|US4965486 *||Oct 26, 1988||Oct 23, 1990||Atomic Energy Of Canada Limited||Electron gun design using a lanthanum hexaboride cathode|
|US4994706 *||Feb 2, 1987||Feb 19, 1991||The United States Of America As Represented By The United States Department Of Energy||Field free, directly heated lanthanum boride cathode|
|US5172030 *||Jan 12, 1989||Dec 15, 1992||Eev Limited||Magnetron|
|US5841219 *||Jan 6, 1997||Nov 24, 1998||University Of Utah Research Foundation||Microminiature thermionic vacuum tube|
|US5936335 *||Apr 26, 1996||Aug 10, 1999||Thomson Tubes Electroniques||Electron gun having a grid|
|US5955828 *||Oct 16, 1997||Sep 21, 1999||University Of Utah Research Foundation||Thermionic optical emission device|
|US6300715||Feb 11, 2000||Oct 9, 2001||Thomson Tubes Electroniques||Very high power radiofrequency generator|

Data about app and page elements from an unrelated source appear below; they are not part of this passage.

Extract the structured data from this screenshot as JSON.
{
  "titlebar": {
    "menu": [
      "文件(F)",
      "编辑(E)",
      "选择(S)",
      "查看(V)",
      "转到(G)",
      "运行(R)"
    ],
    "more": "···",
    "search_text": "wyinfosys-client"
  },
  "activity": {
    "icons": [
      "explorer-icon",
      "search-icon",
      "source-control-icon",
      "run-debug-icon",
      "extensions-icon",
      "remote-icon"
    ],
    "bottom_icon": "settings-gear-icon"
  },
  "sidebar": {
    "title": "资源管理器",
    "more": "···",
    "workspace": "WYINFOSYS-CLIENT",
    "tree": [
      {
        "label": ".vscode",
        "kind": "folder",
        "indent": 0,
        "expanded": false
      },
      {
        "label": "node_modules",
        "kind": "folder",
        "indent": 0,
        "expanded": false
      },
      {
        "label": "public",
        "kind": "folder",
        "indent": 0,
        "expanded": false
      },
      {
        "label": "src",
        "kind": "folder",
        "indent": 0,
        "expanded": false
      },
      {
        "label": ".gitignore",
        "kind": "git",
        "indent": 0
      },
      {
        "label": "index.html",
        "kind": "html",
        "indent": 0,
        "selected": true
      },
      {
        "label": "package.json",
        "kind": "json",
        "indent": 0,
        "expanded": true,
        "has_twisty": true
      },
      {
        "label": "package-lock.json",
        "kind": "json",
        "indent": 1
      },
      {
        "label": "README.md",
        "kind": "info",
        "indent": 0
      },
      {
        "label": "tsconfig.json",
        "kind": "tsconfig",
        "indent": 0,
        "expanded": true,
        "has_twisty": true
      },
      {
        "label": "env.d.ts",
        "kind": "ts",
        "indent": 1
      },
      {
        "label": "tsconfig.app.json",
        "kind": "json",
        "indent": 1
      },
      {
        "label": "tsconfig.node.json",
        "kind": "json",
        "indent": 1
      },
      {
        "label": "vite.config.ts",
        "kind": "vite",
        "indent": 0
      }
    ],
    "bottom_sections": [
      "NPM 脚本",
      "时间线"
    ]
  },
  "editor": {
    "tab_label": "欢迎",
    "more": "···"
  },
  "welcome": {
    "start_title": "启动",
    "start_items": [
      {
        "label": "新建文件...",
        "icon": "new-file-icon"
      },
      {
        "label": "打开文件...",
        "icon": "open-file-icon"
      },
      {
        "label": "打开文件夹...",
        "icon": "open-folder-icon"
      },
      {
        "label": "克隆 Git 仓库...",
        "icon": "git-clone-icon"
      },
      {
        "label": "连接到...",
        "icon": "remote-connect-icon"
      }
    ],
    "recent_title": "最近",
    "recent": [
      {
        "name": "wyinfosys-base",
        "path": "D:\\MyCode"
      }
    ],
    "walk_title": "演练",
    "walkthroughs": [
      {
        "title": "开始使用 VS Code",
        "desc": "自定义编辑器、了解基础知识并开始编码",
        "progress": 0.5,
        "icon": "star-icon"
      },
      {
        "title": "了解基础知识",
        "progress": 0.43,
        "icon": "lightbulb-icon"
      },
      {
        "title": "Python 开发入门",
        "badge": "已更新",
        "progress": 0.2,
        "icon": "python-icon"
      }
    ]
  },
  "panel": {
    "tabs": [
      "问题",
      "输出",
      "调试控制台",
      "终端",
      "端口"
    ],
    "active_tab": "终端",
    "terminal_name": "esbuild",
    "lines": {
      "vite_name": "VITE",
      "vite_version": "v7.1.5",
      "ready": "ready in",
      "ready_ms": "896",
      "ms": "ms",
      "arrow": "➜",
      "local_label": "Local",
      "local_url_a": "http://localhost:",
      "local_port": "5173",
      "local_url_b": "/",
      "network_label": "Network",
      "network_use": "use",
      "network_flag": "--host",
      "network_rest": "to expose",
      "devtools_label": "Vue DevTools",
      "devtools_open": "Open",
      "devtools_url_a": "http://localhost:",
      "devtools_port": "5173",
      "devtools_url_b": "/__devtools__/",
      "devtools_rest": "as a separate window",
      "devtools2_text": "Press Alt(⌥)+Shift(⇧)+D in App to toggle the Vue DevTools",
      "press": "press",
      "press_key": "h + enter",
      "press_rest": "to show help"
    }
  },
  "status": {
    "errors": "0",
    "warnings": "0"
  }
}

|US6635978||Feb 12, 1999||Oct 21, 2003||Thomson Tubes Electroniques||Electron tube with axial beam and pyrolitic graphite grid|
|EP0798738A2 *||Mar 27, 1997||Oct 1, 1997||Tektronix, Inc.||Structures and methods for limiting current in ionizable gaseous medium devices|
|U.S. Classification||313/336, 313/346.00R|
|International Classification||H01J23/05, H01J1/15|
|Cooperative Classification||H01J1/15, H01J23/05|
|European Classification||H01J23/05, H01J1/15|
|Sep 9, 1987||REMI||Maintenance fee reminder mailed|
|Jan 31, 1988||LAPS||Lapse for failure to pay maintenance fees|
|Apr 19, 1988||FP||Expired due to failure to pay maintenance fee|
Effective date: 19880131